10th inning. Some evil forces just persecuted us with a seemingly endless, scoreless inning, so the show goes on. The beast of a man, Schwarber stomped up triumphantly, and promptly was able to fist pump his way down to first after a shot up the middle. Right after, the tower of a man, Rizzo, is walked intentionally. Here comes Zobe. He does that wiggle with his bat, like he’s revving it up. “Do what you’ve got to do, man,” I thought. One ball, two strikes. This guy hits nearly everything that comes to him, but now he really needs to work that magic. I’m spazzing out in my seat, just gripping random items around me hoping for some kind of support, but it’s nowhere to be found. My thoughts are akin to Times Square on New Year's Eve, where the chaos just engulfs you.

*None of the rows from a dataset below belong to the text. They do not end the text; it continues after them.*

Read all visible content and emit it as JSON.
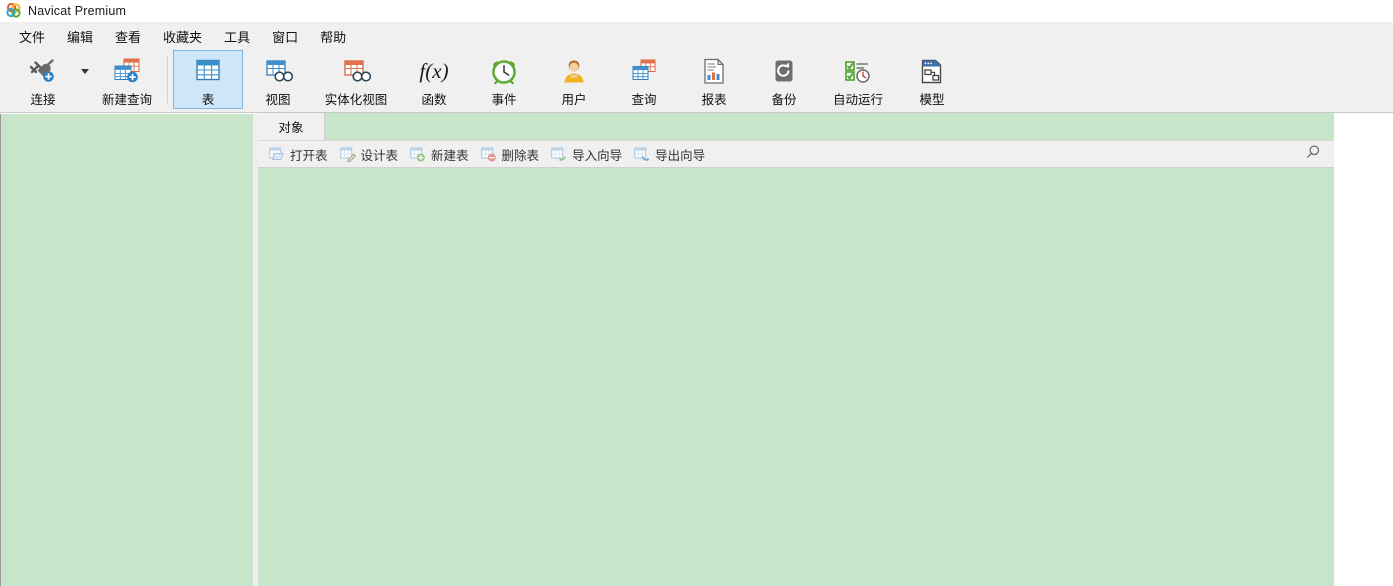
{
  "window": {
    "title": "Navicat Premium",
    "logo_icon": "navicat-logo-icon"
  },
  "menubar": {
    "items": [
      {
        "label": "文件",
        "name": "menu-file"
      },
      {
        "label": "编辑",
        "name": "menu-edit"
      },
      {
        "label": "查看",
        "name": "menu-view"
      },
      {
        "label": "收藏夹",
        "name": "menu-favorites"
      },
      {
        "label": "工具",
        "name": "menu-tools"
      },
      {
        "label": "窗口",
        "name": "menu-window"
      },
      {
        "label": "帮助",
        "name": "menu-help"
      }
    ]
  },
  "ribbon": {
    "buttons": [
      {
        "label": "连接",
        "icon": "connection-plug-icon",
        "selected": false
      },
      {
        "label": "新建查询",
        "icon": "new-query-icon",
        "selected": false
      },
      {
        "label": "表",
        "icon": "table-icon",
        "selected": true
      },
      {
        "label": "视图",
        "icon": "view-icon",
        "selected": false
      },
      {
        "label": "实体化视图",
        "icon": "materialized-view-icon",
        "selected": false
      },
      {
        "label": "函数",
        "icon": "function-fx-icon",
        "selected": false
      },
      {
        "label": "事件",
        "icon": "event-clock-icon",
        "selected": false
      },
      {
        "label": "用户",
        "icon": "user-icon",
        "selected": false
      },
      {
        "label": "查询",
        "icon": "query-icon",
        "selected": false
      },
      {
        "label": "报表",
        "icon": "report-icon",
        "selected": false
      },
      {
        "label": "备份",
        "icon": "backup-icon",
        "selected": false
      },
      {
        "label": "自动运行",
        "icon": "automation-icon",
        "selected": false
      },
      {
        "label": "模型",
        "icon": "model-icon",
        "selected": false
      }
    ],
    "connection_dropdown_icon": "chevron-down-icon"
  },
  "tabs": [
    {
      "label": "对象",
      "active": true
    }
  ],
  "object_toolbar": {
    "buttons": [
      {
        "label": "打开表",
        "icon": "open-table-icon"
      },
      {
        "label": "设计表",
        "icon": "design-table-icon"
      },
      {
        "label": "新建表",
        "icon": "new-table-icon"
      },
      {
        "label": "删除表",
        "icon": "delete-table-icon"
      },
      {
        "label": "导入向导",
        "icon": "import-wizard-icon"
      },
      {
        "label": "导出向导",
        "icon": "export-wizard-icon"
      }
    ],
    "search_icon": "search-icon"
  },
  "panels": {
    "sidebar_empty": "",
    "object_list_empty": ""
  },
  "colors": {
    "panel_green": "#c9e5c9",
    "toolbar_gray": "#f0f0f0",
    "selected_blue": "#cfe6f8",
    "selected_border": "#7eb4dd"
  }
}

The ball rockets down the left field line. As if I was a human jack-in-the-box, I sprung out of my seat, hooting and clapping. Almora scored, and the Cubs were back on the track to breaking a 108 year curse. This is the moment when I knew, without a doubt, that they would do it. It was the only way I could possibly imagine this story ending. Over ten years of pent up anticipation was released in the passion of a second.
The baseball wasn’t over yet. Bottom of the 10th. The Cubs need three more strikes to become world champions. The first pitch took hours to reach the catcher. That desire to hear the ball smack that mitt rivaled that of someone stranded in the desert’s need for refreshment. My dad’s heavy breaths muffled the sounds of his foot tapping on the floor. The ball successfully made the treacherous journey to the glove. Strike one. Montgomery took a deep breath, and promptly whipped the ball to repeat. The batter hit a tapper, and everyone sprung out of their seats, my empty glass of water gets launched across the room, shattering beautifully. “Come on. Come on,” I pushed out under my breath. I didn’t have the energy to yell.
“It’s going to be a tough play! Bryant....the Cubs…!” the announcer belted.
And it happened.
Screams of joy echoed throughout the apartment; the walls shook. I lept into my dad’s arms in a moment I’d never forget. Every anxiety, every fear, every worry, all the pent up emotion from 18 years of seeing “maybe next year” released in one wave of happiness. It’s like I had been sleeping for my whole life and I’d finally woken up. I felt warm drips of moisture ooze out of my eyes. Then, I remembered Grandma, and I felt even more blissful because I knew that wherever she was, she was on a couch with a bowl of candy, clapping and releasing that amazing laugh. Because it happened. It happened.